However, Andrews highlighted that Daly has had previous professional relationships with a Latvian MEP Tatjana Ždanoka, who is currently being criminally investigated for espionage on behalf of Russia in her home country.

In February, Daly and two other Irish MEPs were among the 56 representatives to vote against a resolution which condemned “continuous efforts” by Russia to interfere in European democracy.

The text referenced the Parliament’s “deep concern” following the reports of Ždanoka alleged involvement with the Russian security service, FSB.
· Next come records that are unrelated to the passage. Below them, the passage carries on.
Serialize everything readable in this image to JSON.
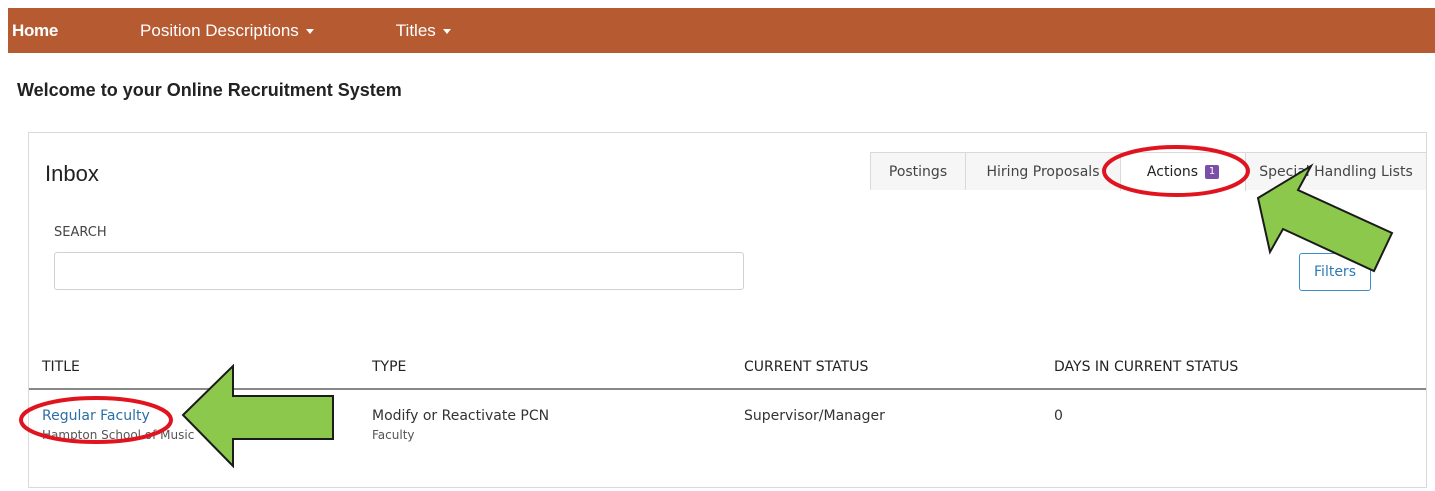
{
  "nav": {
    "home": "Home",
    "position_descriptions": "Position Descriptions",
    "titles": "Titles"
  },
  "welcome": "Welcome to your Online Recruitment System",
  "inbox": {
    "title": "Inbox",
    "tabs": [
      {
        "label": "Postings"
      },
      {
        "label": "Hiring Proposals"
      },
      {
        "label": "Actions",
        "badge": "1",
        "active": true
      },
      {
        "label": "Special Handling Lists"
      }
    ],
    "search_label": "SEARCH",
    "search_value": "",
    "filters_label": "Filters",
    "columns": [
      "TITLE",
      "TYPE",
      "CURRENT STATUS",
      "DAYS IN CURRENT STATUS"
    ],
    "rows": [
      {
        "title": "Regular Faculty",
        "title_sub": "Hampton School of Music",
        "type": "Modify or Reactivate PCN",
        "type_sub": "Faculty",
        "status": "Supervisor/Manager",
        "days": "0"
      }
    ]
  },
  "colors": {
    "nav_bg": "#b65a32",
    "link": "#2a6fa5",
    "badge": "#7b4fa8",
    "annotation_circle": "#e0141e",
    "annotation_arrow": "#8cc84b"
  }
}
The Irish MEPs cited they voted against the overall resolution after as it labelled reports of alleged relations between Catalan secessionists and the Russian administration as “extremely concerning”. 

Andrews was among four other Irish MEPs to vote against the particular amendment, which named Catalan leaders, because he felt that as it is a matter already before the Spanish courts, it would not be appropriate for the European Parliament committee to examine it. However, he voted in favour of the resolution as a whole. 

Andrews highlighted that Daly has not supported the International Criminal Court case against Russia on allegations of genocide in the Donbass region of Ukraine or the accusations of genocide against China in relation to the Uighur Muslim minority in Xinjiang.

“I believe that these two MEPs are in an ideological straightjacket,” Andrews said. He claimed that Daly represents an “anti-Western” rhetoric in the European Union.

“To say that all they’re interested in peace is a completely misleading representation,” he added.

The independent Dublin MEP says it would be surprising if Russia were not attempting to interfere with European politics and that committees which she has been a member of have found that interference in European institutions is “rampant”.

But Daly claimed she does not keep company with Ždanoka, but that she has a “long-standing interest” in cases where people are charged with crimes against the State. 

She dismissed allegations by Andrews that her and fellow Independent MEP Mick Wallace were cooperating with the Kremlin as an attempt at “smearing a political opponent” and said there was no evidence to the claim.

Daly said that her view on the Russian invasion of Ukraine is based in contextualising the invasion through highlighting the increasing influence of Nato in eastern Europe.

She added that she has called for a cessation of hostilities and a negotiated settlement in Ukraine.


This work is co-funded by Journal Media and a grant programme from the European Parliament. Any opinions or conclusions expressed in this work are the author’s own. The European Parliament has no involvement in nor responsibility for the editorial content published by the project. For more information, see here